*AVAILABLE RECORDS*:

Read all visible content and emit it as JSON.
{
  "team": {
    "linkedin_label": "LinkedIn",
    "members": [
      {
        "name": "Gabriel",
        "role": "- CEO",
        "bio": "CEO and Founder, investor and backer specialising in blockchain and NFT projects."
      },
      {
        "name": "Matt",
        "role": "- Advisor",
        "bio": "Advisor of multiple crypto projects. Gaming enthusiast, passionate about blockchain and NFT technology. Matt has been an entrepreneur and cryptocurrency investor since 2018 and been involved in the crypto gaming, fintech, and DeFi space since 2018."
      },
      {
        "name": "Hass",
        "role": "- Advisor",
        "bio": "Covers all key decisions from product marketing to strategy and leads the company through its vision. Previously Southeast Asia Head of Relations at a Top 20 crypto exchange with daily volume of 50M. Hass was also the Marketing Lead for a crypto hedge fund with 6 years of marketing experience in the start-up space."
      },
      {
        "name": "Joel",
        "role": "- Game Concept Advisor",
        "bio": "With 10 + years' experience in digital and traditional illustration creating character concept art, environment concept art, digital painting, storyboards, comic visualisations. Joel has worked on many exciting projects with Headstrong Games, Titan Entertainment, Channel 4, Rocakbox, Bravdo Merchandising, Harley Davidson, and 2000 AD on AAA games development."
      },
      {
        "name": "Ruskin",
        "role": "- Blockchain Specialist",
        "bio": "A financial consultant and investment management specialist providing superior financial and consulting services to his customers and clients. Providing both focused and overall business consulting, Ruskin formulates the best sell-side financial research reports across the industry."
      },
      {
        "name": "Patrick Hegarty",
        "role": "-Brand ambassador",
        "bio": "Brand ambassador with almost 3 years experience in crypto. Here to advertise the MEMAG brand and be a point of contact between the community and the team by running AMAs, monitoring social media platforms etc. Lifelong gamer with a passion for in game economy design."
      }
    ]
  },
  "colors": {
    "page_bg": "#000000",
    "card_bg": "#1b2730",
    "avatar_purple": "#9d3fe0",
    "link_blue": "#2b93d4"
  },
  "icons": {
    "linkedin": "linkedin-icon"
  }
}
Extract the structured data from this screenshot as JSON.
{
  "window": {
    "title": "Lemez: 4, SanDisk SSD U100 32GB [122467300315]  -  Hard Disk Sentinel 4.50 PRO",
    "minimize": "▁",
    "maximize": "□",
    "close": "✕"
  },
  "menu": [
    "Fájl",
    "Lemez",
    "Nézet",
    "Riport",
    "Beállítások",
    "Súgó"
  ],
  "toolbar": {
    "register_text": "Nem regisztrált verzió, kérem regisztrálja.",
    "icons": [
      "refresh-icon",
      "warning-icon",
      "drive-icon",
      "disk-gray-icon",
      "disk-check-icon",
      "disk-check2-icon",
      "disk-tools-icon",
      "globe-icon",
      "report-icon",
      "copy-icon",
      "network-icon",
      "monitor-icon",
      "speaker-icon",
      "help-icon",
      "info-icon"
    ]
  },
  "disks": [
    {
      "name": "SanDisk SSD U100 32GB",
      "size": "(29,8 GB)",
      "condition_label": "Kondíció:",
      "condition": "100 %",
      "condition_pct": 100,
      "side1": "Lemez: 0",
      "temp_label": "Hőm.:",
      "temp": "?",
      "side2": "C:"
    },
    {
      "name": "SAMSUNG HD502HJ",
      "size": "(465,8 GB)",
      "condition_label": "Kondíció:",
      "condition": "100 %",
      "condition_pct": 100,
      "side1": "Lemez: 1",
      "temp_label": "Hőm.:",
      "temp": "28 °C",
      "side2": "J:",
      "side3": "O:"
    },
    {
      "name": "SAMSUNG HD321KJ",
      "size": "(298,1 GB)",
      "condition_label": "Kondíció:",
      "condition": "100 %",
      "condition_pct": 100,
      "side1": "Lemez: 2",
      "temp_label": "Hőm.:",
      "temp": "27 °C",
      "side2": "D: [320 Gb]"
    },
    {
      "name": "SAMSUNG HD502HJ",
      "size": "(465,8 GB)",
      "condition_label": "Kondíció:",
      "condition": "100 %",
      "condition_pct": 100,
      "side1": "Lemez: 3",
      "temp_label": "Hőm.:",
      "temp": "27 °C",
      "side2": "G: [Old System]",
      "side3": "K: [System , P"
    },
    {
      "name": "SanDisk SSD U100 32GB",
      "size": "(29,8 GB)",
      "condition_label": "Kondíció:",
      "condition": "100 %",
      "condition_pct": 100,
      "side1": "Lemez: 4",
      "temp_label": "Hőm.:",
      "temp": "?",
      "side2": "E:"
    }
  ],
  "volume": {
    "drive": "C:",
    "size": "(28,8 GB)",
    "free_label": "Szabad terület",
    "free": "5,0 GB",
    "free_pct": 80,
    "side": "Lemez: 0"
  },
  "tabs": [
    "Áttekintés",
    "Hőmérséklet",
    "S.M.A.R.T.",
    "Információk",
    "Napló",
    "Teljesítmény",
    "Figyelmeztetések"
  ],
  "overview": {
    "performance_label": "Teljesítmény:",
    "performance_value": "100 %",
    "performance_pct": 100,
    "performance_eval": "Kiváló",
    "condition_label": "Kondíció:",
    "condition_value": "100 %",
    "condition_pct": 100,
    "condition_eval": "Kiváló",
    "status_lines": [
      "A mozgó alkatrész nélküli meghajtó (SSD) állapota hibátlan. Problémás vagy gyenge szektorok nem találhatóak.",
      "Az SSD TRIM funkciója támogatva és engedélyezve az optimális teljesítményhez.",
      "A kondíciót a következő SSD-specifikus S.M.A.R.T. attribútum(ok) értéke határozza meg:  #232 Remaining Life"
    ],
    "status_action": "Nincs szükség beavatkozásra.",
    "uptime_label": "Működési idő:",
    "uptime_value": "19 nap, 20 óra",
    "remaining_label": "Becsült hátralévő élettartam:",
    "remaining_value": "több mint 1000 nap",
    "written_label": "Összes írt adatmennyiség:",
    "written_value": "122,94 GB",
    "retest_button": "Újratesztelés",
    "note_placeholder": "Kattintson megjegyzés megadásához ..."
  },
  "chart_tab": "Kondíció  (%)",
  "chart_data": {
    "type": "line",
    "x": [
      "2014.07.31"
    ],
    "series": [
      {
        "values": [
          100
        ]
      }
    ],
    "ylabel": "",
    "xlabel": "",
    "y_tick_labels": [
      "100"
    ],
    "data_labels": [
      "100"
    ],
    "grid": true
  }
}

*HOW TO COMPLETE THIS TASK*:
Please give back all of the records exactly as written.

*WRITTEN REPLY*:
Read all visible content and emit it as JSON.
{
  "team": {
    "linkedin_label": "LinkedIn",
    "members": [
      {
        "name": "Gabriel",
        "role": "- CEO",
        "bio": "CEO and Founder, investor and backer specialising in blockchain and NFT projects."
      },
      {
        "name": "Matt",
        "role": "- Advisor",
        "bio": "Advisor of multiple crypto projects. Gaming enthusiast, passionate about blockchain and NFT technology. Matt has been an entrepreneur and cryptocurrency investor since 2018 and been involved in the crypto gaming, fintech, and DeFi space since 2018."
      },
      {
        "name": "Hass",
        "role": "- Advisor",
        "bio": "Covers all key decisions from product marketing to strategy and leads the company through its vision. Previously Southeast Asia Head of Relations at a Top 20 crypto exchange with daily volume of 50M. Hass was also the Marketing Lead for a crypto hedge fund with 6 years of marketing experience in the start-up space."
      },
      {
        "name": "Joel",
        "role": "- Game Concept Advisor",
        "bio": "With 10 + years' experience in digital and traditional illustration creating character concept art, environment concept art, digital painting, storyboards, comic visualisations. Joel has worked on many exciting projects with Headstrong Games, Titan Entertainment, Channel 4, Rocakbox, Bravdo Merchandising, Harley Davidson, and 2000 AD on AAA games development."
      },
      {
        "name": "Ruskin",
        "role": "- Blockchain Specialist",
        "bio": "A financial consultant and investment management specialist providing superior financial and consulting services to his customers and clients. Providing both focused and overall business consulting, Ruskin formulates the best sell-side financial research reports across the industry."
      },
      {
        "name": "Patrick Hegarty",
        "role": "-Brand ambassador",
        "bio": "Brand ambassador with almost 3 years experience in crypto. Here to advertise the MEMAG brand and be a point of contact between the community and the team by running AMAs, monitoring social media platforms etc. Lifelong gamer with a passion for in game economy design."
      }
    ]
  },
  "colors": {
    "page_bg": "#000000",
    "card_bg": "#1b2730",
    "avatar_purple": "#9d3fe0",
    "link_blue": "#2b93d4"
  },
  "icons": {
    "linkedin": "linkedin-icon"
  }
}
Extract the structured data from this screenshot as JSON.
{
  "window": {
    "title": "Lemez: 4, SanDisk SSD U100 32GB [122467300315]  -  Hard Disk Sentinel 4.50 PRO",
    "minimize": "▁",
    "maximize": "□",
    "close": "✕"
  },
  "menu": [
    "Fájl",
    "Lemez",
    "Nézet",
    "Riport",
    "Beállítások",
    "Súgó"
  ],
  "toolbar": {
    "register_text": "Nem regisztrált verzió, kérem regisztrálja.",
    "icons": [
      "refresh-icon",
      "warning-icon",
      "drive-icon",
      "disk-gray-icon",
      "disk-check-icon",
      "disk-check2-icon",
      "disk-tools-icon",
      "globe-icon",
      "report-icon",
      "copy-icon",
      "network-icon",
      "monitor-icon",
      "speaker-icon",
      "help-icon",
      "info-icon"
    ]
  },
  "disks": [
    {
      "name": "SanDisk SSD U100 32GB",
      "size": "(29,8 GB)",
      "condition_label": "Kondíció:",
      "condition": "100 %",
      "condition_pct": 100,
      "side1": "Lemez: 0",
      "temp_label": "Hőm.:",
      "temp": "?",
      "side2": "C:"
    },
    {
      "name": "SAMSUNG HD502HJ",
      "size": "(465,8 GB)",
      "condition_label": "Kondíció:",
      "condition": "100 %",
      "condition_pct": 100,
      "side1": "Lemez: 1",
      "temp_label": "Hőm.:",
      "temp": "28 °C",
      "side2": "J:",
      "side3": "O:"
    },
    {
      "name": "SAMSUNG HD321KJ",
      "size": "(298,1 GB)",
      "condition_label": "Kondíció:",
      "condition": "100 %",
      "condition_pct": 100,
      "side1": "Lemez: 2",
      "temp_label": "Hőm.:",
      "temp": "27 °C",
      "side2": "D: [320 Gb]"
    },
    {
      "name": "SAMSUNG HD502HJ",
      "size": "(465,8 GB)",
      "condition_label": "Kondíció:",
      "condition": "100 %",
      "condition_pct": 100,
      "side1": "Lemez: 3",
      "temp_label": "Hőm.:",
      "temp": "27 °C",
      "side2": "G: [Old System]",
      "side3": "K: [System , P"
    },
    {
      "name": "SanDisk SSD U100 32GB",
      "size": "(29,8 GB)",
      "condition_label": "Kondíció:",
      "condition": "100 %",
      "condition_pct": 100,
      "side1": "Lemez: 4",
      "temp_label": "Hőm.:",
      "temp": "?",
      "side2": "E:"
    }
  ],
  "volume": {
    "drive": "C:",
    "size": "(28,8 GB)",
    "free_label": "Szabad terület",
    "free": "5,0 GB",
    "free_pct": 80,
    "side": "Lemez: 0"
  },
  "tabs": [
    "Áttekintés",
    "Hőmérséklet",
    "S.M.A.R.T.",
    "Információk",
    "Napló",
    "Teljesítmény",
    "Figyelmeztetések"
  ],
  "overview": {
    "performance_label": "Teljesítmény:",
    "performance_value": "100 %",
    "performance_pct": 100,
    "performance_eval": "Kiváló",
    "condition_label": "Kondíció:",
    "condition_value": "100 %",
    "condition_pct": 100,
    "condition_eval": "Kiváló",
    "status_lines": [
      "A mozgó alkatrész nélküli meghajtó (SSD) állapota hibátlan. Problémás vagy gyenge szektorok nem találhatóak.",
      "Az SSD TRIM funkciója támogatva és engedélyezve az optimális teljesítményhez.",
      "A kondíciót a következő SSD-specifikus S.M.A.R.T. attribútum(ok) értéke határozza meg:  #232 Remaining Life"
    ],
    "status_action": "Nincs szükség beavatkozásra.",
    "uptime_label": "Működési idő:",
    "uptime_value": "19 nap, 20 óra",
    "remaining_label": "Becsült hátralévő élettartam:",
    "remaining_value": "több mint 1000 nap",
    "written_label": "Összes írt adatmennyiség:",
    "written_value": "122,94 GB",
    "retest_button": "Újratesztelés",
    "note_placeholder": "Kattintson megjegyzés megadásához ..."
  },
  "chart_tab": "Kondíció  (%)",
  "chart_data": {
    "type": "line",
    "x": [
      "2014.07.31"
    ],
    "series": [
      {
        "values": [
          100
        ]
      }
    ],
    "ylabel": "",
    "xlabel": "",
    "y_tick_labels": [
      "100"
    ],
    "data_labels": [
      "100"
    ],
    "grid": true
  }
}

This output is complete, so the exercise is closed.